Crispy Roasted Potatoes

Crispy and salty potatoes with dream-like, fluffy insides.

Crispy Roasted Potatoes

  • Servings: 8-10 servings

A perfect side dish or a meal on its own. This recipe for crispy roasted potatoes, or “roasties” as they’re known in England, came from a time of change and transition. Despite the ups and downs of life, the comforting ritual of making these roasties remained a constant. Now, they’re a beloved dish shared at potlucks and Friendsgiving dinners, a testament to the enduring power of good food and the memories we make while preparing it.


  • 1/4 cup extra-virgin olive oil
  • 8 to 10 red potatoes (2 to 3 pounds total), preferably similar in size, peeled and cut into 2- to 3-inch chunks
  • 2 tbsp flour
  • 2 to 3 fresh rosemary sprigs (optional; okay to substitute dried rosemary)
  • 3 to 4 chopped cloves garlic (optional)
  • Flaky sea salt, such as Maldon
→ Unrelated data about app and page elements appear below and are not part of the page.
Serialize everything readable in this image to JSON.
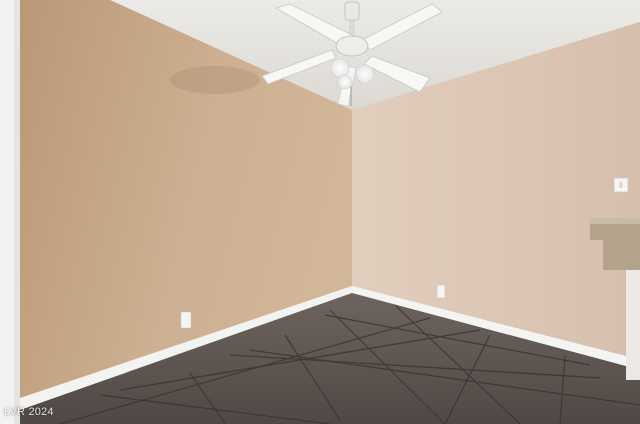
{
  "photo": {
    "subject": "empty-room",
    "watermark": "LVR 2024",
    "colors": {
      "left_wall": "#c8a888",
      "right_wall": "#dcc5b2",
      "ceiling": "#ece9e4",
      "baseboard": "#f4f4f2",
      "floor_tile": "#5e5550",
      "grout": "#3c3532",
      "counter": "#b8a890"
    }
  }
}
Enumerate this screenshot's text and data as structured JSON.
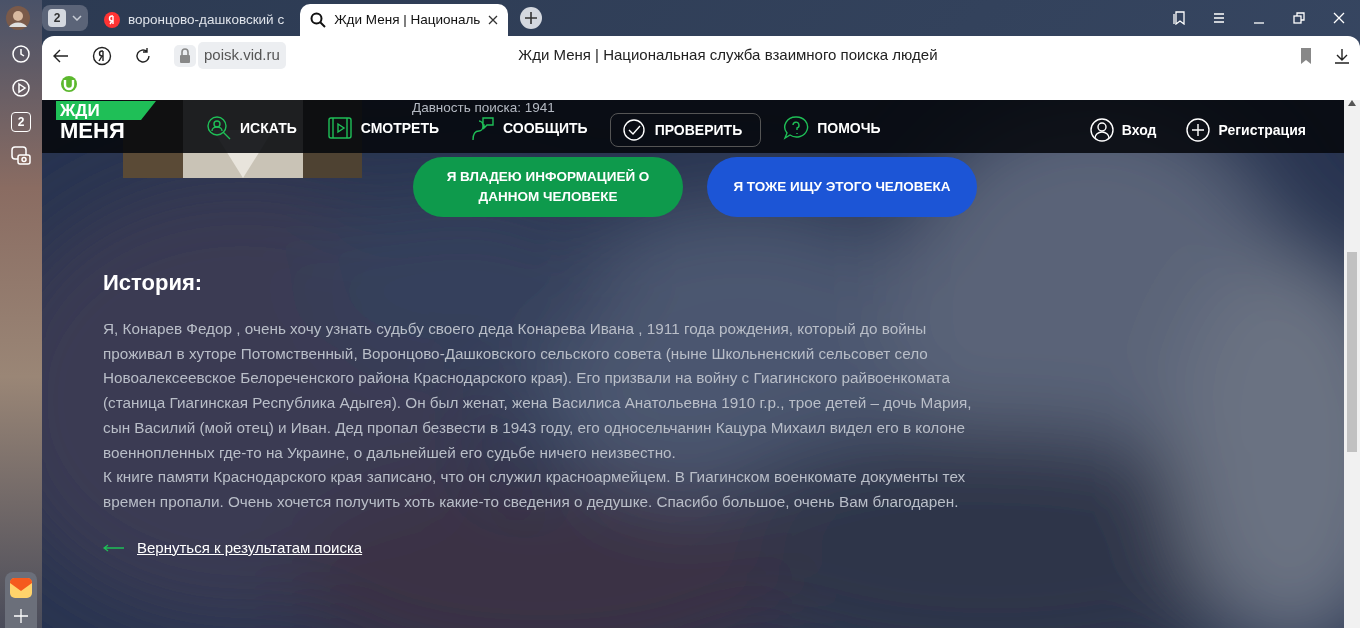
{
  "browser": {
    "tab_count": "2",
    "tabs": [
      {
        "label": "воронцово-дашковский с",
        "selected": false
      },
      {
        "label": "Жди Меня | Националь",
        "selected": true
      }
    ],
    "address": "poisk.vid.ru",
    "page_title": "Жди Меня | Национальная служба взаимного поиска людей",
    "sidebar_badge": "2"
  },
  "site": {
    "logo": [
      "ЖДИ",
      "МЕНЯ"
    ],
    "nav": [
      {
        "label": "ИСКАТЬ",
        "outlined": false
      },
      {
        "label": "СМОТРЕТЬ",
        "outlined": false
      },
      {
        "label": "СООБЩИТЬ",
        "outlined": false
      },
      {
        "label": "ПРОВЕРИТЬ",
        "outlined": true
      },
      {
        "label": "ПОМОЧЬ",
        "outlined": false
      }
    ],
    "login": "Вход",
    "register": "Регистрация"
  },
  "search_age": "Давность поиска: 1941",
  "actions": [
    {
      "label": "Я ВЛАДЕЮ ИНФОРМАЦИЕЙ О ДАННОМ ЧЕЛОВЕКЕ",
      "kind": "info"
    },
    {
      "label": "Я ТОЖЕ ИЩУ ЭТОГО ЧЕЛОВЕКА",
      "kind": "search"
    }
  ],
  "story": {
    "heading": "История:",
    "paragraphs": [
      "Я, Конарев Федор , очень хочу узнать судьбу своего деда Конарева Ивана , 1911 года рождения, который до войны проживал в хуторе Потомственный, Воронцово-Дашковского сельского совета (ныне Школьненский сельсовет село Новоалексеевское Белореченского района Краснодарского края). Его призвали на войну с Гиагинского райвоенкомата (станица Гиагинская Республика Адыгея). Он был женат, жена Василиса Анатольевна 1910 г.р., трое детей – дочь Мария, сын Василий (мой отец) и Иван. Дед пропал безвести в 1943 году, его односельчанин Кацура Михаил видел его в колоне военнопленных где-то на Украине, о дальнейшей его судьбе ничего неизвестно.",
      "К книге памяти Краснодарского края записано, что он служил красноармейцем. В Гиагинском военкомате документы тех времен пропали. Очень хочется получить хоть какие-то сведения о дедушке. Спасибо большое, очень Вам благодарен."
    ]
  },
  "back_link": "Вернуться к результатам поиска"
}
  • Preheat the oven to 400 degrees with the rack in the middle. Add the oil to a rimmed sheet pan (13-by-18-inches) and place it in the oven.
  • Meanwhile, bring a large pot of water to a boil. Add the potatoes and boil until softened, 4 to 5 minutes. Drain the potatoes in a colander and sprinkle with the flour. Shake the colander to distribute the flour evenly.
  • Carefully remove the pan with the hot oil from the oven. Spread the potatoes out in a single layer in the hot pan. The potatoes should sizzle upon making contact with the hot oil. Return the baking sheet to the oven and roast the potatoes for about 1 hour, until golden brown. Every 15 to 20 minutes, flip the potato pieces, ensuring that all sides brown evenly. About 45 minutes into cooking, sprinkle the potatoes with the rosemary and/or the garlic, if using. Transfer to a cooling rack and generously season with the salt and serve.

  • The recipe can be adjusted to taste. Sometimes, chopped garlic is added toward the end, or the potatoes are dusted with fresh rosemary. If the potatoes aren’t crispy enough, they can be tossed back in the oven and the heat cranked up. If they come out dry, more olive oil can be added to the pan. For anything else, just sprinkle them with more Maldon salt.